After the transition period (note that this might be delayed and whilst we can guess what might change, nothing is yet formally agreed):

The UK might withdraw from the Protection of Visitors, meaning that UK residents might not be able to make a claim through UK-based Claims Representatives or the Motor Insurer’s Bureau (MIB) for an accident that’s happened within the EU. Claims would need to be made directly to the foreign insurer or the foreign equivalent of MIB.

UK vehicle identification: Plates and stickers

Transition period:

A GB distinguished number plate, or a sticker, show that you’re driving a UK-registered vehicle abroad. You don’t have to change your registration plate during the transition period, and you’re not required to put a separate GB sticker on your car – for now.

After the transition period (note that this might be delayed and whilst we can guess what might change, nothing is yet formally agreed):

Maybe you have a ‘Euro-plate’, showing both the EU flag and a GB sign, but after the transition period you might need a GB sticker in addition, or have to replace your Euro-plate with a number plate featuring the GB sign without the EU flag.

 

Sources:

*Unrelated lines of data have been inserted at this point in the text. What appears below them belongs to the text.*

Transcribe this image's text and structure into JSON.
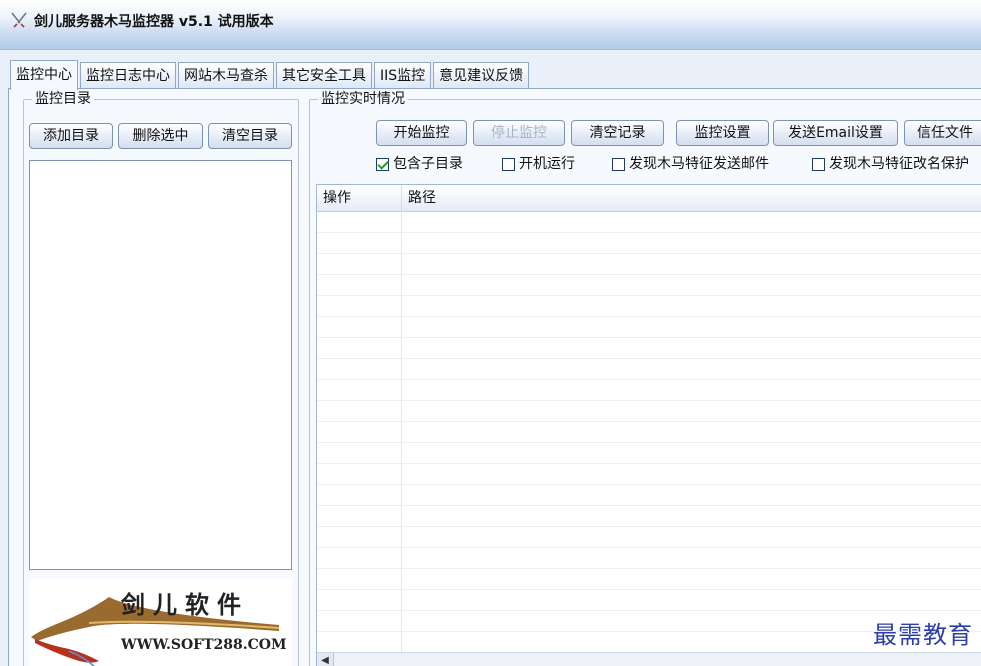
{
  "window": {
    "title": "剑儿服务器木马监控器 v5.1  试用版本"
  },
  "tabs": [
    {
      "label": "监控中心",
      "active": true
    },
    {
      "label": "监控日志中心"
    },
    {
      "label": "网站木马查杀"
    },
    {
      "label": "其它安全工具"
    },
    {
      "label": "IIS监控"
    },
    {
      "label": "意见建议反馈"
    }
  ],
  "directory_panel": {
    "legend": "监控目录",
    "buttons": {
      "add": "添加目录",
      "delete_selected": "删除选中",
      "clear": "清空目录"
    },
    "logo": {
      "title": "剑儿软件",
      "url": "WWW.SOFT288.COM"
    }
  },
  "realtime_panel": {
    "legend": "监控实时情况",
    "buttons": {
      "start": "开始监控",
      "stop": "停止监控",
      "clear_records": "清空记录",
      "settings": "监控设置",
      "email_settings": "发送Email设置",
      "trusted_files": "信任文件"
    },
    "options": {
      "include_subdirs": {
        "label": "包含子目录",
        "checked": true
      },
      "run_at_startup": {
        "label": "开机运行",
        "checked": false
      },
      "send_email_on_detect": {
        "label": "发现木马特征发送邮件",
        "checked": false
      },
      "rename_protect": {
        "label": "发现木马特征改名保护",
        "checked": false
      }
    },
    "table": {
      "columns": [
        "操作",
        "路径"
      ]
    }
  },
  "watermark": "最需教育",
  "colors": {
    "accent_check": "#21a121",
    "watermark": "#2d3ea8"
  }
}
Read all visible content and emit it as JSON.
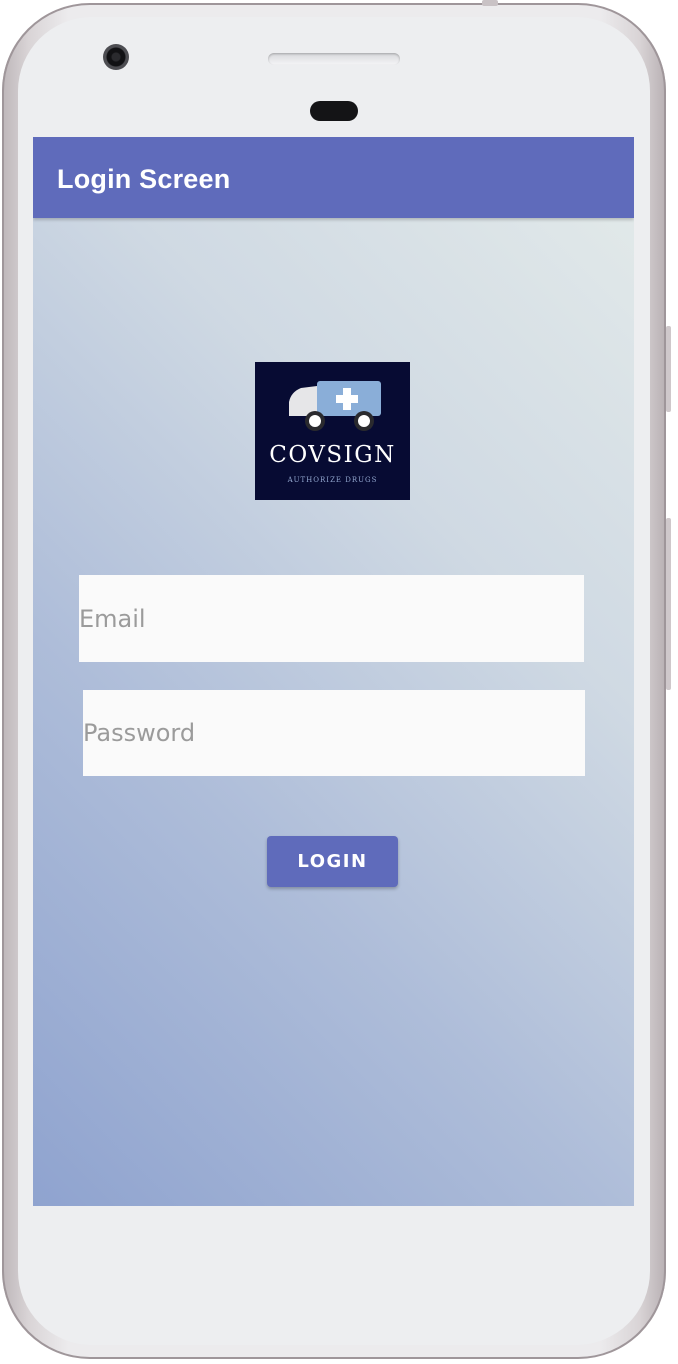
{
  "app_bar": {
    "title": "Login Screen"
  },
  "logo": {
    "name": "COVSIGN",
    "tagline": "AUTHORIZE DRUGS",
    "icon": "ambulance-icon"
  },
  "form": {
    "email_placeholder": "Email",
    "password_placeholder": "Password",
    "login_label": "LOGIN"
  },
  "colors": {
    "primary": "#5f6bbb",
    "logo_background": "#070b33",
    "logo_accent": "#8aaed8"
  }
}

https://www.gov.uk/guidance/prepare-to-drive-in-the-eu-after-brexit
https://www.mib.org.uk/driving-abroad-eu-exit/
https://www.gov.uk/government/publications/driving-in-the-eu-if-theres-no-brexit-deal/driving-in-the-eu-if-theres-no-brexit-deal
https://www.rac.co.uk/drive/travel/driving-abroad/international-driving-permits-and-brexit/
https://www.bbc.co.uk/news/uk-politics-45512152
https://www.nao.org.uk/wp-content/uploads/2018/07/Implementing-the-UKs-Exit-from-the-European-Union-Summary.pdf
https://www.gov.uk/government/publications/vehicle-insurance-if-theres-no-brexit-deal/vehicle-insurance-if-theres-no-brexit-deal
https://www.bbc.co.uk/news/uk-46564884